Over the past few months, coronavirus and social justice demonstrations have highlighted the issues and disparities impacting black communities in health, criminal justice, and much more.
One area that should also be addressed is the inequality in business.
Just a few months ago, the requirements for the Payroll Protection Program (PPP) loans from the U.S. Small Business Association made it difficult for many to receive loans, but it was especially tough for minority-owned businesses. Combine that with the fact that Delaware was second to last in the nation in the first round of PPP loans issued, and Delaware’s black-owned businesses were left in the dust during the pandemic.
Coronavirus only worsened the landscape—it didn’t create it.
According to 2019 Census data, there are about 224,000 African Americans in Delaware, but only 553 black-owned businesses. The First State ranks 33rd in the nation for black owned business success.
Part of the issue is a lack of resources.
According to Guidant Financial, a lack of capital and cash flow is the biggest challenge for black small business owners. While those are the same problems most small business owners face, fewer African-American small businesses are approved for financing, and when they are, it is often for less money and with higher interest rates.

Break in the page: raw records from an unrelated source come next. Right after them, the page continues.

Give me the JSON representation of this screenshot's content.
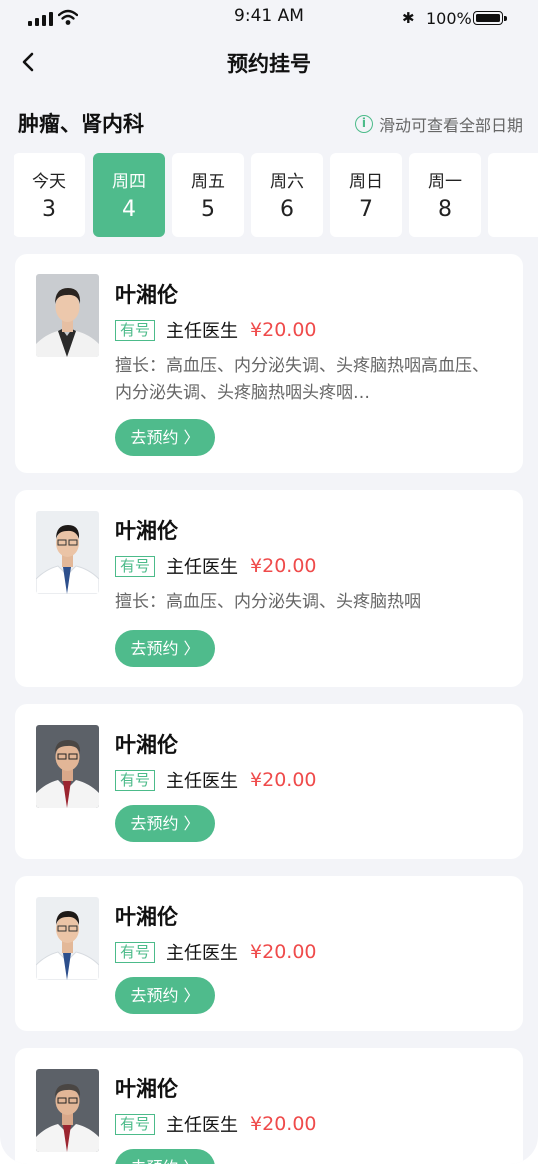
{
  "status_bar": {
    "time": "9:41 AM",
    "battery": "100%"
  },
  "nav": {
    "title": "预约挂号"
  },
  "department": "肿瘤、肾内科",
  "swipe_hint": "滑动可查看全部日期",
  "dates": [
    {
      "weekday": "今天",
      "day": "3",
      "selected": false
    },
    {
      "weekday": "周四",
      "day": "4",
      "selected": true
    },
    {
      "weekday": "周五",
      "day": "5",
      "selected": false
    },
    {
      "weekday": "周六",
      "day": "6",
      "selected": false
    },
    {
      "weekday": "周日",
      "day": "7",
      "selected": false
    },
    {
      "weekday": "周一",
      "day": "8",
      "selected": false
    },
    {
      "weekday": "",
      "day": "",
      "selected": false
    }
  ],
  "doctors": [
    {
      "name": "叶湘伦",
      "tag": "有号",
      "title": "主任医生",
      "price": "¥20.00",
      "expertise": "擅长：高血压、内分泌失调、头疼脑热咽高血压、内分泌失调、头疼脑热咽头疼咽…",
      "button": "去预约 〉"
    },
    {
      "name": "叶湘伦",
      "tag": "有号",
      "title": "主任医生",
      "price": "¥20.00",
      "expertise": "擅长：高血压、内分泌失调、头疼脑热咽",
      "button": "去预约 〉"
    },
    {
      "name": "叶湘伦",
      "tag": "有号",
      "title": "主任医生",
      "price": "¥20.00",
      "expertise": "",
      "button": "去预约 〉"
    },
    {
      "name": "叶湘伦",
      "tag": "有号",
      "title": "主任医生",
      "price": "¥20.00",
      "expertise": "",
      "button": "去预约 〉"
    },
    {
      "name": "叶湘伦",
      "tag": "有号",
      "title": "主任医生",
      "price": "¥20.00",
      "expertise": "",
      "button": "去预约 〉"
    }
  ],
  "colors": {
    "accent": "#4fbb8c",
    "price": "#ef4b4b",
    "background": "#f3f4f8"
  }
}
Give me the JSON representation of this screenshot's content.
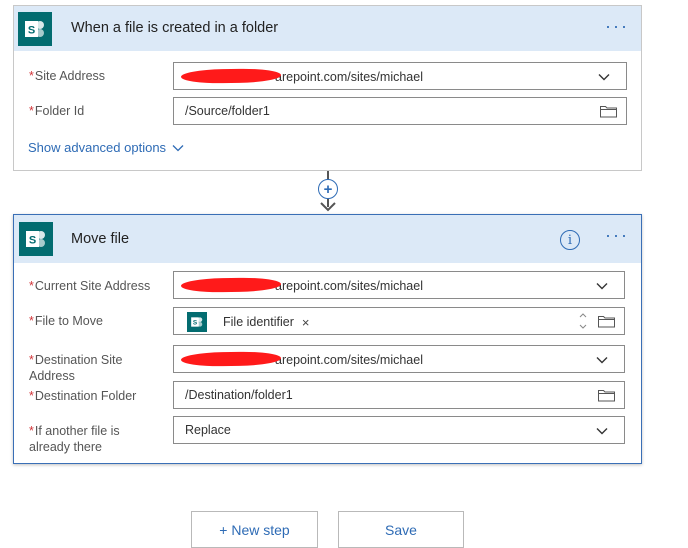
{
  "trigger": {
    "title": "When a file is created in a folder",
    "more_label": "···",
    "fields": {
      "site_address": {
        "label": "Site Address",
        "value": "arepoint.com/sites/michael"
      },
      "folder_id": {
        "label": "Folder Id",
        "value": "/Source/folder1"
      }
    },
    "advanced_label": "Show advanced options"
  },
  "connector": {
    "plus": "+"
  },
  "action": {
    "title": "Move file",
    "info": "i",
    "more_label": "···",
    "fields": {
      "current_site": {
        "label": "Current Site Address",
        "value": "arepoint.com/sites/michael"
      },
      "file_to_move": {
        "label": "File to Move",
        "token": "File identifier",
        "token_remove": "×"
      },
      "dest_site": {
        "label": "Destination Site Address",
        "value": "arepoint.com/sites/michael"
      },
      "dest_folder": {
        "label": "Destination Folder",
        "value": "/Destination/folder1"
      },
      "if_exists": {
        "label": "If another file is already there",
        "value": "Replace"
      }
    }
  },
  "buttons": {
    "new_step": "+ New step",
    "save": "Save"
  },
  "required_marker": "*",
  "colors": {
    "accent": "#2e6bb5",
    "header_bg": "#dce9f7",
    "sharepoint": "#036c70",
    "required": "#d13438"
  },
  "icons": [
    "sharepoint-icon",
    "chevron-down-icon",
    "folder-icon",
    "info-icon",
    "more-icon",
    "plus-icon",
    "stepper-icon"
  ]
}
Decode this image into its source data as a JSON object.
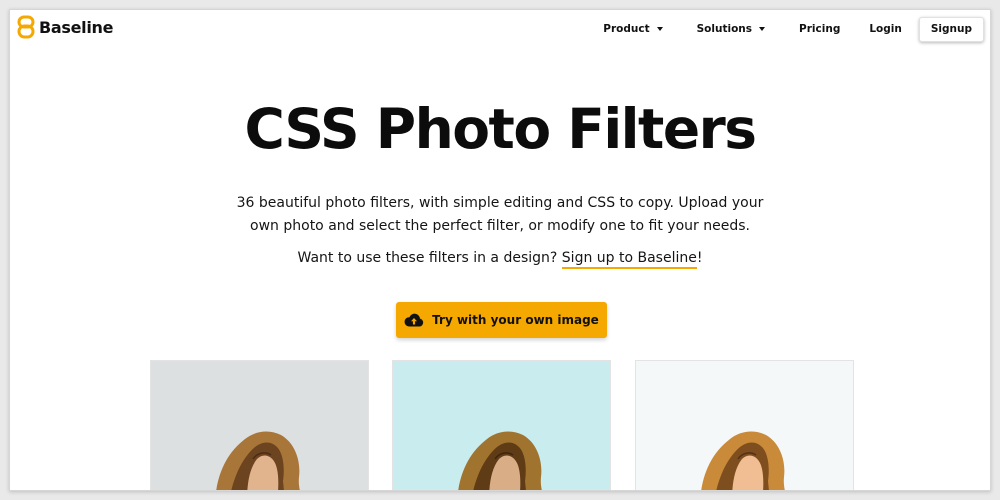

Delaware’s business resource page only lists one option specifically for black-owned businesses: the African American Chamber of Commerce. The AACC is actually regional and operates out of Philadelphia, serving Delaware, Pennsylvania, and New Jersey. Who in Delaware is fighting for Delaware’s black business owners?
Currently, only community level groups offer any support.
Among other issues, high business taxes and long wait times for permit approvals make it difficult for any entrepreneur to make it in Delaware. Add on the additional barriers for African Americans, and the cause of our low success rate for black-owned businesses becomes clear.
Better resources and advocacy for all businesses undoubtedly serves minority owned businesses as well. Lower business taxes, less regulations, and faster approvals from less bureaucracy would strengthen our business climate across the board.
However, when we have a group that clearly falls behind in the state and in the nation in their success, perhaps we should take the time to focus on their specific needs. Sure, helping all businesses is a step in the right direction for a lot of entities, and we at A Better Delaware have been advocating for that.
It is time to take steps to advocate and work for those who we have let fall further behind. It is time for Delaware to do better for its businesses—especially its black owned businesses.
If you are a minority business owner or entrepreneur, we want to hear from you. It is time someone asked what could be done so that our elected officials and communities could better serve those gaps.
Please email email@example.com to help us in the effort to create A Better Delaware for everyone.